Activists for the environmental groups had visited the area around Wiah’s Town, a ramshackle group of some 100 tin-roofed buildings strung along a red-dirt road an hour’s drive from the coast. Inhabitants say GVL promised to provide jobs and amenities such as piped water, but instead the company cut down the forest, deprived farmers of their land and polluted the water supply.

“GVL cleared the land of the Lower Kulu people called Blogbo land without our consent,” says Russels Kumon, 67, a retired teacher who returned to Wiah’s Town a few years after his country’s second civil war ended in 2003. “The whole place has been enclaved. We are just in the enclaved area, making farming and any other things difficult for us. The land has been destroyed.”…

At the heart of the problem for investors are the ESG scores, which are largely based on self-reported and unaudited information, lack consistency between ratings providers, and emphasize corporate policies and processes rather than impacts.

Even within those limits, many of the world’s top agricultural producers and wholesalers score poorly. Golden Agri has spent years trying to build an image as a producer of sustainable palm oil and topped the environmental list in 2019 after its rating rose to 4 from 0.9 in 2015, data compiled by Bloomberg show.”

Analysis determines BlackRock biggest beneficiary of ESG investing trend

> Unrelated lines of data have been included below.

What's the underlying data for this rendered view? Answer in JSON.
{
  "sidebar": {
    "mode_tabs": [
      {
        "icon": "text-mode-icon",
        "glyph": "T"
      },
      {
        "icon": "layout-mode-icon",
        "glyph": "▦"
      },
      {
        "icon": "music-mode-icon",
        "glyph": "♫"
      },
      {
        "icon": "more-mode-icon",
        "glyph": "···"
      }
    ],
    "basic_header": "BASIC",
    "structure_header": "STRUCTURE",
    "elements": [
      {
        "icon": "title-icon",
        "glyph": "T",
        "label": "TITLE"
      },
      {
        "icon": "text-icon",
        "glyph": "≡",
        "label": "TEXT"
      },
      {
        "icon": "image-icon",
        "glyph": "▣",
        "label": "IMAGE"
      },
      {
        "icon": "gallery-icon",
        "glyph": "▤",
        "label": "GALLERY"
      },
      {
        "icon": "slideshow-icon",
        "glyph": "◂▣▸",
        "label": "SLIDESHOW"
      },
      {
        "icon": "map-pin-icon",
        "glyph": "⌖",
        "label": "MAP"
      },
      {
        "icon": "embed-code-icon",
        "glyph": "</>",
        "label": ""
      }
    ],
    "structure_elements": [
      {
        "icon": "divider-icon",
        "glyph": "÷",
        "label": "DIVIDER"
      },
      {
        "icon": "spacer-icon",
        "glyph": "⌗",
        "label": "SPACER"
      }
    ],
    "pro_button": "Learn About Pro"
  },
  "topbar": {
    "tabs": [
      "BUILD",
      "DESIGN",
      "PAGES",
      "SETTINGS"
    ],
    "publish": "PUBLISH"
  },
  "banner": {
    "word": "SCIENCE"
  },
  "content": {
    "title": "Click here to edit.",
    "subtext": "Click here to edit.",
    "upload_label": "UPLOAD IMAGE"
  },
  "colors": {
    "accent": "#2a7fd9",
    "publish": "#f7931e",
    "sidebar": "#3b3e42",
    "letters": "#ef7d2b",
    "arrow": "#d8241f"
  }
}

In a September 15 analysis, The Wall Street Journal determined that the biggest winner in the ESG investment movement so far is BlackRock, Inc., the world’s largest asset management firm, with nearly $10 trillion in assets under management. According to the analysis:

“BlackRock Inc. BLK -0.18% has vaulted from fourth to first place in socially responsible fund assets in the past 18 months with a barrage of 29 launches of mutual funds and exchange-traded funds.

Long the No. 2 index mutual-fund and ETF manager behind Vanguard Group, BlackRock BLK -0.18% has gained ground thanks to its deep ties with institutional investors and a push to include its sustainable funds in model portfolios used by advisers with individuals as clients. 

The blitz of new funds from BlackRock, led by iShares product chief Carolyn Weinberg, has helped quintuple assets in BlackRock’s sustainable mutual funds and ETFs to $58.8 billion in June, from $10.3 billion at the end of 2019, according to Morningstar….

In the past 18 months, BlackRock has nearly tripled its count of ESG funds to 46 from 16, with some big launches. One, the BlackRock U.S. Carbon Transition Readiness ETF (LCTU) which invests in companies well-prepared to benefit from the transition to a low-carbon economy, started in April with $1.2 billion from eight institutions led by the California State Teachers Retirement System. Some of its new funds screen more aggressively, like Vanguard’s, or focus on narrower themes like low carbon. In a line of iShares ESG funds launched last year, known as ESG Advanced, each fund excludes companies in 14 categories.”

BlackRock is aggressively promoting its ESG products to wealth advisers. “Advisers are taking a second look at sustainable investing,” a BlackRock webpage says, adding that “clients are asking for it.” And it warns: “Introduce it to your clients before somebody else does.””